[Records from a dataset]
--- START ---
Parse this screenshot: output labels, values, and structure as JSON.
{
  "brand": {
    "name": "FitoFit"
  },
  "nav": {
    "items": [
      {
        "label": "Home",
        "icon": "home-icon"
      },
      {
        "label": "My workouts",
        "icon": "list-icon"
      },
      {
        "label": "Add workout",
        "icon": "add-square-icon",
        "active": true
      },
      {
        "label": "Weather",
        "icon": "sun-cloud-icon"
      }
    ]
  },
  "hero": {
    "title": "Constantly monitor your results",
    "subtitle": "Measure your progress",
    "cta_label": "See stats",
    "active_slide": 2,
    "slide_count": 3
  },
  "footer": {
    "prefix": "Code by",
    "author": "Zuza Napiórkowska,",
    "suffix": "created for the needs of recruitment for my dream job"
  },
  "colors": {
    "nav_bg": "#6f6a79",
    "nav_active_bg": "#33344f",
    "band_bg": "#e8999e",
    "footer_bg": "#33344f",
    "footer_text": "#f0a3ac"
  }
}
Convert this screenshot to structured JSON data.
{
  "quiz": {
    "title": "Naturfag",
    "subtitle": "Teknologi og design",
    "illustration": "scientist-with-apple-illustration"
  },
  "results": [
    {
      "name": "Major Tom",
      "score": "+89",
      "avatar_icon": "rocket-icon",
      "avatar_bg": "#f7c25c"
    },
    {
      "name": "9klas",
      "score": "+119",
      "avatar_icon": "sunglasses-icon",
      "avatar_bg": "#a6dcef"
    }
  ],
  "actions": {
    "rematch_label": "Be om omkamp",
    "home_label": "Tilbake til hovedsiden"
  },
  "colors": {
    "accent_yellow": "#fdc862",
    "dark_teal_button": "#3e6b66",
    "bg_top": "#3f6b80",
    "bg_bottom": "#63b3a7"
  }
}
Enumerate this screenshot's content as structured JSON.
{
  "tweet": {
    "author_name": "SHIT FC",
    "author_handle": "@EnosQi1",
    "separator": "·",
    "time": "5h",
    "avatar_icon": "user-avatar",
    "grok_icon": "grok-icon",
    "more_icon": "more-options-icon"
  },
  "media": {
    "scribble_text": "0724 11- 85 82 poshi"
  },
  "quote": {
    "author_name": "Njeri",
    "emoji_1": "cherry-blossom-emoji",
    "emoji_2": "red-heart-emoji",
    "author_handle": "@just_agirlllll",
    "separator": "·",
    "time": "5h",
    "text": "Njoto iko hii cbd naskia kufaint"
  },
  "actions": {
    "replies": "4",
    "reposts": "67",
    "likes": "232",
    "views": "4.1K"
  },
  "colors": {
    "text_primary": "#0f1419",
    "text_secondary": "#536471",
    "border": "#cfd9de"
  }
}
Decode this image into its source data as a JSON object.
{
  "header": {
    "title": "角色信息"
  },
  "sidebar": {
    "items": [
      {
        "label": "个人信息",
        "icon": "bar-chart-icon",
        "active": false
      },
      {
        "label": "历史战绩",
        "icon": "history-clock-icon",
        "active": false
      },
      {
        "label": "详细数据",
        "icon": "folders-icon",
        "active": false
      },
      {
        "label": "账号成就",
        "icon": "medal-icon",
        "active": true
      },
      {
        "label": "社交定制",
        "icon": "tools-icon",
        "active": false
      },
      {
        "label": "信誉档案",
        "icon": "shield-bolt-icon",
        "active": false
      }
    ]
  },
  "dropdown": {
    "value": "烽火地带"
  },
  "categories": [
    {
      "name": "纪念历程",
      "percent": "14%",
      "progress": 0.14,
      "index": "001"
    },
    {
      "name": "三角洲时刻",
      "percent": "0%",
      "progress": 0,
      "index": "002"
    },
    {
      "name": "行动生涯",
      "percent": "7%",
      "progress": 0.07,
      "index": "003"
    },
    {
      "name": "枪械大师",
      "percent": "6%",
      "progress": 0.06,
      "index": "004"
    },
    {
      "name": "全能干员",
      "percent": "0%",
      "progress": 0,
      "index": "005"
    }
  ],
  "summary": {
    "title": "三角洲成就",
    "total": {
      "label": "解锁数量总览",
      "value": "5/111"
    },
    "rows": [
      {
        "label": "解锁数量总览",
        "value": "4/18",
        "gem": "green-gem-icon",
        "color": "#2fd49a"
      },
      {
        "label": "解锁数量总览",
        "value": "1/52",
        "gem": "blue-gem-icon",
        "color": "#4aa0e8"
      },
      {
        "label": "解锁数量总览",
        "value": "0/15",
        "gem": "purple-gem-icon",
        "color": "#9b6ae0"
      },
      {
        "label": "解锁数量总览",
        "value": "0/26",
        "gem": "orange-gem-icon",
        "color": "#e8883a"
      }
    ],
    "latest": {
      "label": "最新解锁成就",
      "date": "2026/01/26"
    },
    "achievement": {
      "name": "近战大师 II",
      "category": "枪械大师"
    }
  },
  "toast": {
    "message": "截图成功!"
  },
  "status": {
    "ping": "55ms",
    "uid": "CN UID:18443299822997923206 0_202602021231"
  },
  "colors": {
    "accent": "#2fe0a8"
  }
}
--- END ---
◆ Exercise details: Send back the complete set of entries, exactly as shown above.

◆ Answer to the problem:
Parse this screenshot: output labels, values, and structure as JSON.
{
  "brand": {
    "name": "FitoFit"
  },
  "nav": {
    "items": [
      {
        "label": "Home",
        "icon": "home-icon"
      },
      {
        "label": "My workouts",
        "icon": "list-icon"
      },
      {
        "label": "Add workout",
        "icon": "add-square-icon",
        "active": true
      },
      {
        "label": "Weather",
        "icon": "sun-cloud-icon"
      }
    ]
  },
  "hero": {
    "title": "Constantly monitor your results",
    "subtitle": "Measure your progress",
    "cta_label": "See stats",
    "active_slide": 2,
    "slide_count": 3
  },
  "footer": {
    "prefix": "Code by",
    "author": "Zuza Napiórkowska,",
    "suffix": "created for the needs of recruitment for my dream job"
  },
  "colors": {
    "nav_bg": "#6f6a79",
    "nav_active_bg": "#33344f",
    "band_bg": "#e8999e",
    "footer_bg": "#33344f",
    "footer_text": "#f0a3ac"
  }
}
Convert this screenshot to structured JSON data.
{
  "quiz": {
    "title": "Naturfag",
    "subtitle": "Teknologi og design",
    "illustration": "scientist-with-apple-illustration"
  },
  "results": [
    {
      "name": "Major Tom",
      "score": "+89",
      "avatar_icon": "rocket-icon",
      "avatar_bg": "#f7c25c"
    },
    {
      "name": "9klas",
      "score": "+119",
      "avatar_icon": "sunglasses-icon",
      "avatar_bg": "#a6dcef"
    }
  ],
  "actions": {
    "rematch_label": "Be om omkamp",
    "home_label": "Tilbake til hovedsiden"
  },
  "colors": {
    "accent_yellow": "#fdc862",
    "dark_teal_button": "#3e6b66",
    "bg_top": "#3f6b80",
    "bg_bottom": "#63b3a7"
  }
}
Enumerate this screenshot's content as structured JSON.
{
  "tweet": {
    "author_name": "SHIT FC",
    "author_handle": "@EnosQi1",
    "separator": "·",
    "time": "5h",
    "avatar_icon": "user-avatar",
    "grok_icon": "grok-icon",
    "more_icon": "more-options-icon"
  },
  "media": {
    "scribble_text": "0724 11- 85 82 poshi"
  },
  "quote": {
    "author_name": "Njeri",
    "emoji_1": "cherry-blossom-emoji",
    "emoji_2": "red-heart-emoji",
    "author_handle": "@just_agirlllll",
    "separator": "·",
    "time": "5h",
    "text": "Njoto iko hii cbd naskia kufaint"
  },
  "actions": {
    "replies": "4",
    "reposts": "67",
    "likes": "232",
    "views": "4.1K"
  },
  "colors": {
    "text_primary": "#0f1419",
    "text_secondary": "#536471",
    "border": "#cfd9de"
  }
}
Decode this image into its source data as a JSON object.
{
  "header": {
    "title": "角色信息"
  },
  "sidebar": {
    "items": [
      {
        "label": "个人信息",
        "icon": "bar-chart-icon",
        "active": false
      },
      {
        "label": "历史战绩",
        "icon": "history-clock-icon",
        "active": false
      },
      {
        "label": "详细数据",
        "icon": "folders-icon",
        "active": false
      },
      {
        "label": "账号成就",
        "icon": "medal-icon",
        "active": true
      },
      {
        "label": "社交定制",
        "icon": "tools-icon",
        "active": false
      },
      {
        "label": "信誉档案",
        "icon": "shield-bolt-icon",
        "active": false
      }
    ]
  },
  "dropdown": {
    "value": "烽火地带"
  },
  "categories": [
    {
      "name": "纪念历程",
      "percent": "14%",
      "progress": 0.14,
      "index": "001"
    },
    {
      "name": "三角洲时刻",
      "percent": "0%",
      "progress": 0,
      "index": "002"
    },
    {
      "name": "行动生涯",
      "percent": "7%",
      "progress": 0.07,
      "index": "003"
    },
    {
      "name": "枪械大师",
      "percent": "6%",
      "progress": 0.06,
      "index": "004"
    },
    {
      "name": "全能干员",
      "percent": "0%",
      "progress": 0,
      "index": "005"
    }
  ],
  "summary": {
    "title": "三角洲成就",
    "total": {
      "label": "解锁数量总览",
      "value": "5/111"
    },
    "rows": [
      {
        "label": "解锁数量总览",
        "value": "4/18",
        "gem": "green-gem-icon",
        "color": "#2fd49a"
      },
      {
        "label": "解锁数量总览",
        "value": "1/52",
        "gem": "blue-gem-icon",
        "color": "#4aa0e8"
      },
      {
        "label": "解锁数量总览",
        "value": "0/15",
        "gem": "purple-gem-icon",
        "color": "#9b6ae0"
      },
      {
        "label": "解锁数量总览",
        "value": "0/26",
        "gem": "orange-gem-icon",
        "color": "#e8883a"
      }
    ],
    "latest": {
      "label": "最新解锁成就",
      "date": "2026/01/26"
    },
    "achievement": {
      "name": "近战大师 II",
      "category": "枪械大师"
    }
  },
  "toast": {
    "message": "截图成功!"
  },
  "status": {
    "ping": "55ms",
    "uid": "CN UID:18443299822997923206 0_202602021231"
  },
  "colors": {
    "accent": "#2fe0a8"
  }
}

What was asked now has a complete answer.